Copy out every line of the data exactly; do not include the images.

App and web page records:
++++++++++
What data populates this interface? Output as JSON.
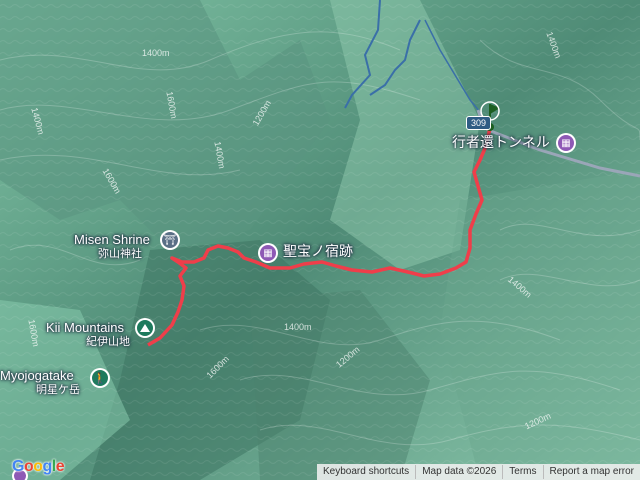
{
  "map": {
    "places": {
      "misen_shrine": {
        "name": "Misen Shrine",
        "local": "弥山神社"
      },
      "kii_mountains": {
        "name": "Kii Mountains",
        "local": "紀伊山地"
      },
      "myojogatake": {
        "name": "Myojogatake",
        "local": "明星ケ岳"
      },
      "seihou_site": {
        "name": "聖宝ノ宿跡"
      },
      "gyoja_tunnel": {
        "name": "行者還トンネル"
      }
    },
    "road_shield": "309",
    "contours": [
      "1400m",
      "1400m",
      "1400m",
      "1200m",
      "1600m",
      "1600m",
      "1600m",
      "1400m",
      "1400m",
      "1400m",
      "1200m",
      "1600m",
      "1200m"
    ],
    "track_color": "#ef3e4a",
    "route_direction_color": "#1a73e8"
  },
  "attribution": {
    "logo": "Google",
    "keyboard_shortcuts": "Keyboard shortcuts",
    "map_data": "Map data ©2026",
    "terms": "Terms",
    "report": "Report a map error"
  },
  "icons": {
    "shrine": "torii-icon",
    "landmark": "building-icon",
    "peak": "mountain-icon",
    "hiker": "hiker-icon",
    "start": "flag-icon"
  }
}
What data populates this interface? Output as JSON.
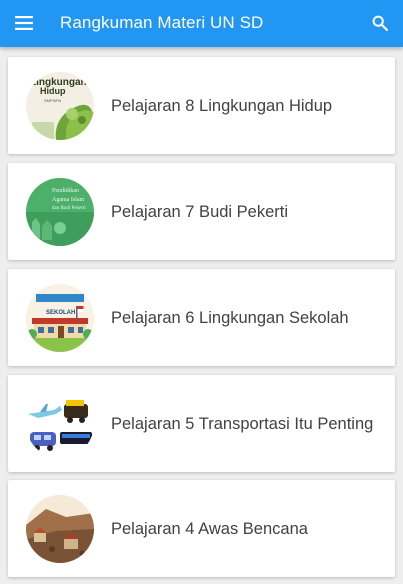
{
  "appbar": {
    "title": "Rangkuman Materi UN SD",
    "color": "#2196f3",
    "menu_icon": "hamburger-menu-icon",
    "search_icon": "search-icon"
  },
  "lessons": [
    {
      "label": "Pelajaran 8 Lingkungan Hidup",
      "thumb_icon": "lingkungan-hidup-book-cover",
      "thumb_text": [
        "Lingkungan",
        "Hidup",
        "SMP/MTs"
      ]
    },
    {
      "label": "Pelajaran 7 Budi Pekerti",
      "thumb_icon": "budi-pekerti-book-cover",
      "thumb_text": [
        "Pendidikan",
        "Agama Islam",
        "dan Budi Pekerti"
      ]
    },
    {
      "label": "Pelajaran 6 Lingkungan Sekolah",
      "thumb_icon": "school-building-illustration",
      "thumb_text": [
        "SEKOLAH"
      ]
    },
    {
      "label": "Pelajaran 5 Transportasi Itu Penting",
      "thumb_icon": "transportation-vehicles-illustration"
    },
    {
      "label": "Pelajaran 4 Awas Bencana",
      "thumb_icon": "disaster-landslide-illustration"
    }
  ]
}
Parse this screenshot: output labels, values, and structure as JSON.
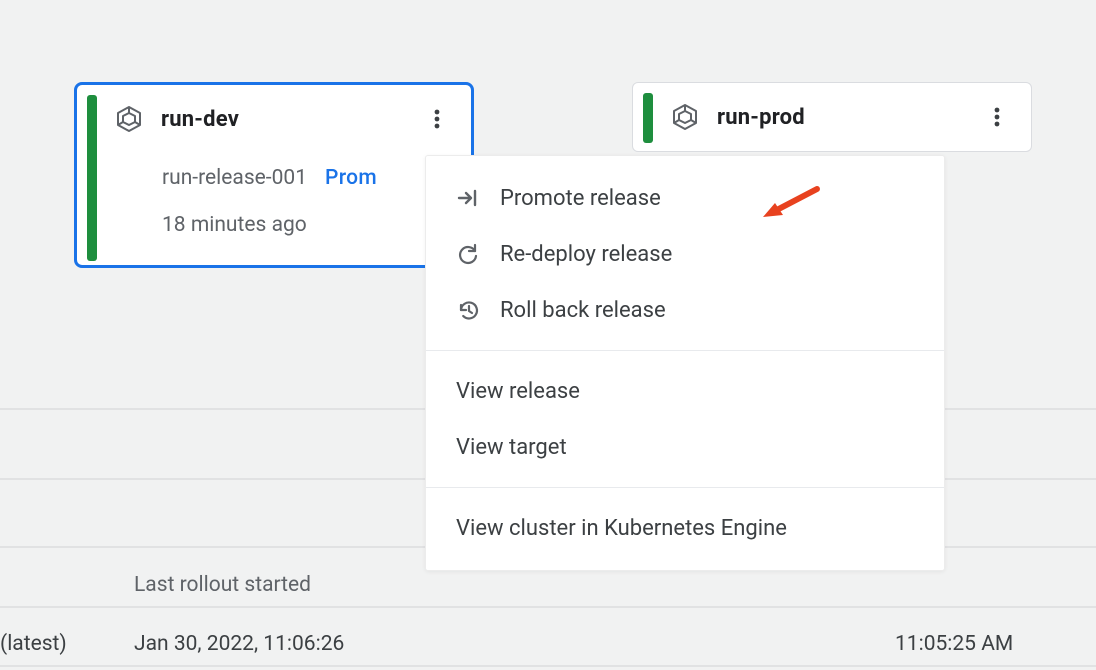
{
  "targets": {
    "dev": {
      "name": "run-dev",
      "release": "run-release-001",
      "promote_label": "Prom",
      "age": "18 minutes ago"
    },
    "prod": {
      "name": "run-prod"
    }
  },
  "menu": {
    "promote": "Promote release",
    "redeploy": "Re-deploy release",
    "rollback": "Roll back release",
    "view_release": "View release",
    "view_target": "View target",
    "view_cluster": "View cluster in Kubernetes Engine"
  },
  "table": {
    "header_last_rollout_started": "Last rollout started",
    "row_latest_tag": "(latest)",
    "row_lro_value": "Jan 30, 2022, 11:06:26",
    "row_time_right": "11:05:25 AM"
  },
  "icons": {
    "gke": "gke-hex-cube",
    "kebab": "more-vert",
    "promote": "arrow-to-bar",
    "redeploy": "refresh-cw",
    "rollback": "history"
  },
  "colors": {
    "accent": "#1a73e8",
    "status_ok": "#1e8e3e",
    "text_primary": "#202124",
    "text_secondary": "#5f6368",
    "arrow_annotation": "#e8421f"
  }
}
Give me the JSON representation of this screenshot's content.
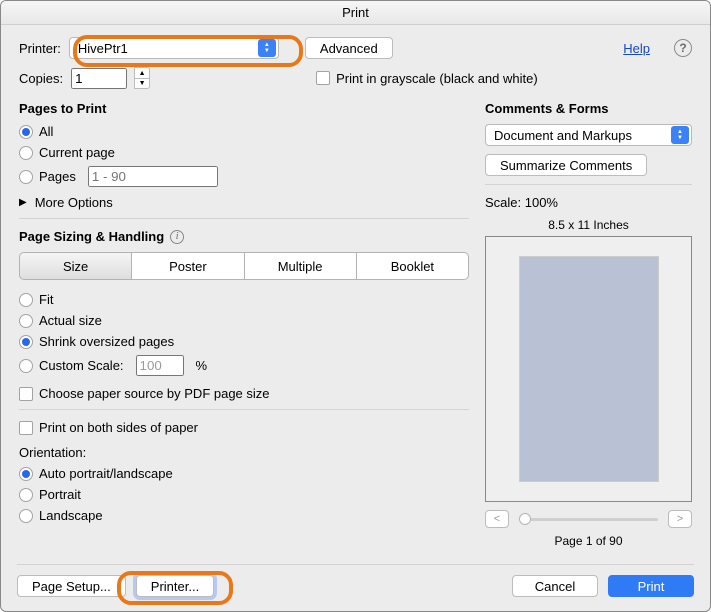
{
  "window": {
    "title": "Print"
  },
  "header": {
    "printer_label": "Printer:",
    "printer_value": "HivePtr1",
    "advanced": "Advanced",
    "help": "Help",
    "copies_label": "Copies:",
    "copies_value": "1",
    "grayscale": "Print in grayscale (black and white)"
  },
  "pages": {
    "title": "Pages to Print",
    "all": "All",
    "current": "Current page",
    "pages": "Pages",
    "pages_placeholder": "1 - 90",
    "more": "More Options"
  },
  "sizing": {
    "title": "Page Sizing & Handling",
    "tabs": {
      "size": "Size",
      "poster": "Poster",
      "multiple": "Multiple",
      "booklet": "Booklet"
    },
    "fit": "Fit",
    "actual": "Actual size",
    "shrink": "Shrink oversized pages",
    "custom": "Custom Scale:",
    "custom_value": "100",
    "percent": "%",
    "paper_source": "Choose paper source by PDF page size",
    "both_sides": "Print on both sides of paper"
  },
  "orientation": {
    "title": "Orientation:",
    "auto": "Auto portrait/landscape",
    "portrait": "Portrait",
    "landscape": "Landscape"
  },
  "comments": {
    "title": "Comments & Forms",
    "value": "Document and Markups",
    "summarize": "Summarize Comments"
  },
  "preview": {
    "scale": "Scale: 100%",
    "sheet": "8.5 x 11 Inches",
    "page": "Page 1 of 90"
  },
  "footer": {
    "page_setup": "Page Setup...",
    "printer": "Printer...",
    "cancel": "Cancel",
    "print": "Print"
  }
}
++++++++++
TASK RESPONSE:
What data populates this interface? Output as JSON.
{
  "map": {
    "places": {
      "misen_shrine": {
        "name": "Misen Shrine",
        "local": "弥山神社"
      },
      "kii_mountains": {
        "name": "Kii Mountains",
        "local": "紀伊山地"
      },
      "myojogatake": {
        "name": "Myojogatake",
        "local": "明星ケ岳"
      },
      "seihou_site": {
        "name": "聖宝ノ宿跡"
      },
      "gyoja_tunnel": {
        "name": "行者還トンネル"
      }
    },
    "road_shield": "309",
    "contours": [
      "1400m",
      "1400m",
      "1400m",
      "1200m",
      "1600m",
      "1600m",
      "1600m",
      "1400m",
      "1400m",
      "1400m",
      "1200m",
      "1600m",
      "1200m"
    ],
    "track_color": "#ef3e4a",
    "route_direction_color": "#1a73e8"
  },
  "attribution": {
    "logo": "Google",
    "keyboard_shortcuts": "Keyboard shortcuts",
    "map_data": "Map data ©2026",
    "terms": "Terms",
    "report": "Report a map error"
  },
  "icons": {
    "shrine": "torii-icon",
    "landmark": "building-icon",
    "peak": "mountain-icon",
    "hiker": "hiker-icon",
    "start": "flag-icon"
  }
}
What data populates this interface? Output as JSON.
{
  "appbar": {
    "title": "Rangkuman Materi UN SD",
    "color": "#2196f3",
    "menu_icon": "hamburger-menu-icon",
    "search_icon": "search-icon"
  },
  "lessons": [
    {
      "label": "Pelajaran 8 Lingkungan Hidup",
      "thumb_icon": "lingkungan-hidup-book-cover",
      "thumb_text": [
        "Lingkungan",
        "Hidup",
        "SMP/MTs"
      ]
    },
    {
      "label": "Pelajaran 7 Budi Pekerti",
      "thumb_icon": "budi-pekerti-book-cover",
      "thumb_text": [
        "Pendidikan",
        "Agama Islam",
        "dan Budi Pekerti"
      ]
    },
    {
      "label": "Pelajaran 6 Lingkungan Sekolah",
      "thumb_icon": "school-building-illustration",
      "thumb_text": [
        "SEKOLAH"
      ]
    },
    {
      "label": "Pelajaran 5 Transportasi Itu Penting",
      "thumb_icon": "transportation-vehicles-illustration"
    },
    {
      "label": "Pelajaran 4 Awas Bencana",
      "thumb_icon": "disaster-landslide-illustration"
    }
  ]
}
Parse this screenshot: output labels, values, and structure as JSON.
{
  "targets": {
    "dev": {
      "name": "run-dev",
      "release": "run-release-001",
      "promote_label": "Prom",
      "age": "18 minutes ago"
    },
    "prod": {
      "name": "run-prod"
    }
  },
  "menu": {
    "promote": "Promote release",
    "redeploy": "Re-deploy release",
    "rollback": "Roll back release",
    "view_release": "View release",
    "view_target": "View target",
    "view_cluster": "View cluster in Kubernetes Engine"
  },
  "table": {
    "header_last_rollout_started": "Last rollout started",
    "row_latest_tag": "(latest)",
    "row_lro_value": "Jan 30, 2022, 11:06:26",
    "row_time_right": "11:05:25 AM"
  },
  "icons": {
    "gke": "gke-hex-cube",
    "kebab": "more-vert",
    "promote": "arrow-to-bar",
    "redeploy": "refresh-cw",
    "rollback": "history"
  },
  "colors": {
    "accent": "#1a73e8",
    "status_ok": "#1e8e3e",
    "text_primary": "#202124",
    "text_secondary": "#5f6368",
    "arrow_annotation": "#e8421f"
  }
}
Give me the JSON representation of this screenshot's content.
{
  "window": {
    "title": "Print"
  },
  "header": {
    "printer_label": "Printer:",
    "printer_value": "HivePtr1",
    "advanced": "Advanced",
    "help": "Help",
    "copies_label": "Copies:",
    "copies_value": "1",
    "grayscale": "Print in grayscale (black and white)"
  },
  "pages": {
    "title": "Pages to Print",
    "all": "All",
    "current": "Current page",
    "pages": "Pages",
    "pages_placeholder": "1 - 90",
    "more": "More Options"
  },
  "sizing": {
    "title": "Page Sizing & Handling",
    "tabs": {
      "size": "Size",
      "poster": "Poster",
      "multiple": "Multiple",
      "booklet": "Booklet"
    },
    "fit": "Fit",
    "actual": "Actual size",
    "shrink": "Shrink oversized pages",
    "custom": "Custom Scale:",
    "custom_value": "100",
    "percent": "%",
    "paper_source": "Choose paper source by PDF page size",
    "both_sides": "Print on both sides of paper"
  },
  "orientation": {
    "title": "Orientation:",
    "auto": "Auto portrait/landscape",
    "portrait": "Portrait",
    "landscape": "Landscape"
  },
  "comments": {
    "title": "Comments & Forms",
    "value": "Document and Markups",
    "summarize": "Summarize Comments"
  },
  "preview": {
    "scale": "Scale: 100%",
    "sheet": "8.5 x 11 Inches",
    "page": "Page 1 of 90"
  },
  "footer": {
    "page_setup": "Page Setup...",
    "printer": "Printer...",
    "cancel": "Cancel",
    "print": "Print"
  }
}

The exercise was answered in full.